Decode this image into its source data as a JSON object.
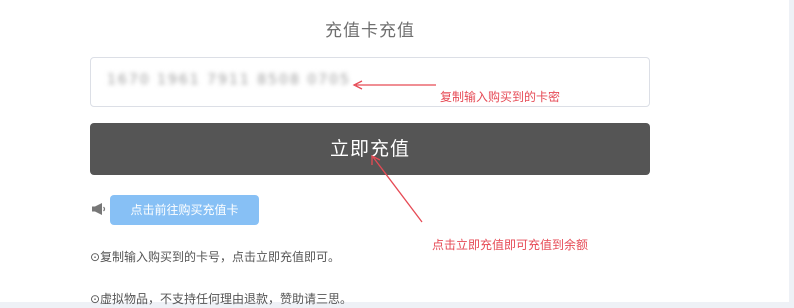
{
  "page": {
    "title": "充值卡充值"
  },
  "card_input": {
    "value": "1670 1961 7911 8508 0705"
  },
  "submit_button": {
    "label": "立即充值"
  },
  "goto_buy_button": {
    "label": "点击前往购买充值卡"
  },
  "notes": [
    "⊙复制输入购买到的卡号，点击立即充值即可。",
    "⊙虚拟物品，不支持任何理由退款，赞助请三思。"
  ],
  "annotations": [
    "复制输入购买到的卡密",
    "点击立即充值即可充值到余额"
  ],
  "icons": {
    "speaker": "speaker-icon"
  },
  "colors": {
    "submit_button_bg": "#555555",
    "goto_buy_button_bg": "#87c0f5",
    "annotation": "#e64a55"
  }
}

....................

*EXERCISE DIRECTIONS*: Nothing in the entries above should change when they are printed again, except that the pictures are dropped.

*RESULT OF THE TASK*:
Decode this image into its source data as a JSON object.
{
  "page": {
    "title": "充值卡充值"
  },
  "card_input": {
    "value": "1670 1961 7911 8508 0705"
  },
  "submit_button": {
    "label": "立即充值"
  },
  "goto_buy_button": {
    "label": "点击前往购买充值卡"
  },
  "notes": [
    "⊙复制输入购买到的卡号，点击立即充值即可。",
    "⊙虚拟物品，不支持任何理由退款，赞助请三思。"
  ],
  "annotations": [
    "复制输入购买到的卡密",
    "点击立即充值即可充值到余额"
  ],
  "icons": {
    "speaker": "speaker-icon"
  },
  "colors": {
    "submit_button_bg": "#555555",
    "goto_buy_button_bg": "#87c0f5",
    "annotation": "#e64a55"
  }
}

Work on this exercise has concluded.